-- Opening Marker --
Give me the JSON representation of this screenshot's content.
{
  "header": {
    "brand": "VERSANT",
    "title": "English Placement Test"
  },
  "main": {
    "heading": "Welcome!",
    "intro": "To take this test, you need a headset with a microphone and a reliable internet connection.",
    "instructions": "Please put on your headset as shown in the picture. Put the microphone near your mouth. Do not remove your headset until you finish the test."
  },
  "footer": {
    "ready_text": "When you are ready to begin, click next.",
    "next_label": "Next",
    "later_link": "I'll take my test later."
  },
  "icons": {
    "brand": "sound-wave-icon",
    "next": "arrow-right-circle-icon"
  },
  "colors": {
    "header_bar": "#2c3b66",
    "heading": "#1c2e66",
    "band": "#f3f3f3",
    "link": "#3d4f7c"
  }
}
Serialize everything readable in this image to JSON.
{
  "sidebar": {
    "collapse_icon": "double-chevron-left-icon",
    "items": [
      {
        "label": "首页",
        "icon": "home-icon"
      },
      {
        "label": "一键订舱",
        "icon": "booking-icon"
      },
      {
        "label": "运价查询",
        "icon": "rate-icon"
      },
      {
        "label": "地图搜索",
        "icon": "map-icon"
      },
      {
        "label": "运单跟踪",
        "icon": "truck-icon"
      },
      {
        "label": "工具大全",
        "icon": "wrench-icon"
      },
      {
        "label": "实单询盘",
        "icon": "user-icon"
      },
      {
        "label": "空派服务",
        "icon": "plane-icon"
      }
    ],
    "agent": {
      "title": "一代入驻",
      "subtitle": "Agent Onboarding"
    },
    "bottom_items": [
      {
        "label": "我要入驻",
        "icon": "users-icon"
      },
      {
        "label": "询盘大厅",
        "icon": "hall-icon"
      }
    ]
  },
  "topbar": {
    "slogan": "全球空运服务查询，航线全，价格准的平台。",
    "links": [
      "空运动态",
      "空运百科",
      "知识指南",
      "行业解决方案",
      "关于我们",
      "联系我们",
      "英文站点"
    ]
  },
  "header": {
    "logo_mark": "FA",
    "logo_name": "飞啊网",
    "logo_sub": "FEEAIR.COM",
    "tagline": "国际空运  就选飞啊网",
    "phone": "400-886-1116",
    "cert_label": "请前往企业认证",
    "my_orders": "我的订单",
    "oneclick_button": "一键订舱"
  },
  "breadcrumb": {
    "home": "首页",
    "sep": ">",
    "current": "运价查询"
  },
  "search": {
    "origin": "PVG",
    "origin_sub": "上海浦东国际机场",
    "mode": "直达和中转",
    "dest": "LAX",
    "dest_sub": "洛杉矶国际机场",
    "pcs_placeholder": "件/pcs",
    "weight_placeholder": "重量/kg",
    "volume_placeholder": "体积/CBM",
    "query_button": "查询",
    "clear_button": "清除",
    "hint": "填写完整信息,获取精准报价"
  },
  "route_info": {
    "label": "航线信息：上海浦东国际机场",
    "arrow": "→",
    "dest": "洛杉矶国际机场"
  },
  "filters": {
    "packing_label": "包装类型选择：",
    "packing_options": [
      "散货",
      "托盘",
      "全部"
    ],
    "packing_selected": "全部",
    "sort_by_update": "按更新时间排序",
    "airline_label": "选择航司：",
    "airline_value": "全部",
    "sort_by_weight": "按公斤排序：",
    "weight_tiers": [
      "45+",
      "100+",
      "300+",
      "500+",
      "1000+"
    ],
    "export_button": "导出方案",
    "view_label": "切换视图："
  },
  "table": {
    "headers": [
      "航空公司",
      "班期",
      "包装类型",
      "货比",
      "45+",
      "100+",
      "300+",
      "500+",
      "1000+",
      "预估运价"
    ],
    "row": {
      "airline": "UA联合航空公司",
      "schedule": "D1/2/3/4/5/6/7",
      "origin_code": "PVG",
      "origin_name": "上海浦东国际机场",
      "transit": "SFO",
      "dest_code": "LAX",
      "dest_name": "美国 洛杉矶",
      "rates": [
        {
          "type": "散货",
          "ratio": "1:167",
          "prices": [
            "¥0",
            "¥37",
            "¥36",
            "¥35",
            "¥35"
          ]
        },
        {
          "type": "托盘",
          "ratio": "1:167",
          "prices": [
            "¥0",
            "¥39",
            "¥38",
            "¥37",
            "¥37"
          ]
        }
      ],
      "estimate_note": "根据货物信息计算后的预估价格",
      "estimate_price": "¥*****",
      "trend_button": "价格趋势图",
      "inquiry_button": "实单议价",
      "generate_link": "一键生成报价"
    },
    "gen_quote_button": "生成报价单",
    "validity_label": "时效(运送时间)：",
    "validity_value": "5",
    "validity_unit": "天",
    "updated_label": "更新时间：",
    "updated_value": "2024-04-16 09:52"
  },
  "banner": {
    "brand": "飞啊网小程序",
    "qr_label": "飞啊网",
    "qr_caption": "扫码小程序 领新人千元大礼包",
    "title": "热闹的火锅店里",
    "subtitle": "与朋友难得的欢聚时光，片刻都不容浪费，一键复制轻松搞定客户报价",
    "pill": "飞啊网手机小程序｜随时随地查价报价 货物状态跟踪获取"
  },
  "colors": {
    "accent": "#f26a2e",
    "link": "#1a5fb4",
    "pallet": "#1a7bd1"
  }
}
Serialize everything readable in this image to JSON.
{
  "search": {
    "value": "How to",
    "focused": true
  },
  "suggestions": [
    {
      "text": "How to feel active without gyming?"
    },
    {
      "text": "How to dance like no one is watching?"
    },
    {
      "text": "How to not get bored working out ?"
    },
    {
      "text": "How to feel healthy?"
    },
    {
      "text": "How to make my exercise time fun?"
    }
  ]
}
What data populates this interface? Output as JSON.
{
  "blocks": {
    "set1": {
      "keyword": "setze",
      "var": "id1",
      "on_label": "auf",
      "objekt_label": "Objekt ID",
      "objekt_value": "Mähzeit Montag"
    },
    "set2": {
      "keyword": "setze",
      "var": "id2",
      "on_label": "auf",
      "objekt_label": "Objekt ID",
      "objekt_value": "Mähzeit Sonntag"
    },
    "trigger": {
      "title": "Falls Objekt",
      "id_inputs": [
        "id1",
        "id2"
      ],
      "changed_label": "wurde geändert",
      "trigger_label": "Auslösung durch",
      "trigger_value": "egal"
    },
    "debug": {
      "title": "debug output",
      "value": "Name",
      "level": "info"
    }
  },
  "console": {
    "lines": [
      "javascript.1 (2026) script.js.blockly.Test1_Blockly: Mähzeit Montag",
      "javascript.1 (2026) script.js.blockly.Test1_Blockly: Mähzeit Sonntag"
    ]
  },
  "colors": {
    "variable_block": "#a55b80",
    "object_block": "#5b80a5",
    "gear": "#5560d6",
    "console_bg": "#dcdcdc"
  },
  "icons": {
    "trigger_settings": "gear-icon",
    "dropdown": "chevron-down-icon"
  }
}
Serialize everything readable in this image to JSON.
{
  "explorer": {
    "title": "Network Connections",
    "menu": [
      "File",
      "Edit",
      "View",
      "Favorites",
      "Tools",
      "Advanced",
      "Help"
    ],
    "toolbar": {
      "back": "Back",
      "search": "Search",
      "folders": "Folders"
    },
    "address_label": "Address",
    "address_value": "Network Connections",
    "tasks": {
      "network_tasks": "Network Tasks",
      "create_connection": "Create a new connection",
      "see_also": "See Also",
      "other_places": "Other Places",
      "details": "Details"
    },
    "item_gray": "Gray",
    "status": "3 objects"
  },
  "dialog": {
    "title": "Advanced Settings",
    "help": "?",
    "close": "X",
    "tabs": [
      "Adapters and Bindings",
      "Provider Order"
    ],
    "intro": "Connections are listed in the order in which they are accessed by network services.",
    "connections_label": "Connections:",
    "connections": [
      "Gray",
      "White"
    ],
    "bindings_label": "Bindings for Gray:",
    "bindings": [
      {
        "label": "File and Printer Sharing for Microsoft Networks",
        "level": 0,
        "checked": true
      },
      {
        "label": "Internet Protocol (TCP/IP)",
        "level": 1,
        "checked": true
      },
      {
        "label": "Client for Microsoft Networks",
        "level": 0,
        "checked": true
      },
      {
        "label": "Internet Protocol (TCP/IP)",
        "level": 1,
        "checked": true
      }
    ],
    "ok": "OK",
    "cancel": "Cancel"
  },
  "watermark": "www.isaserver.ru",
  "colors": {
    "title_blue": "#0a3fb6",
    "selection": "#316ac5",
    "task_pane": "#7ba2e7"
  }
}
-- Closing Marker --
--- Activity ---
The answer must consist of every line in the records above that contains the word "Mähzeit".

--- The answer ---
      "objekt_value": "Mähzeit Montag"
      "objekt_value": "Mähzeit Sonntag"
      "javascript.1 (2026) script.js.blockly.Test1_Blockly: Mähzeit Montag",
      "javascript.1 (2026) script.js.blockly.Test1_Blockly: Mähzeit Sonntag"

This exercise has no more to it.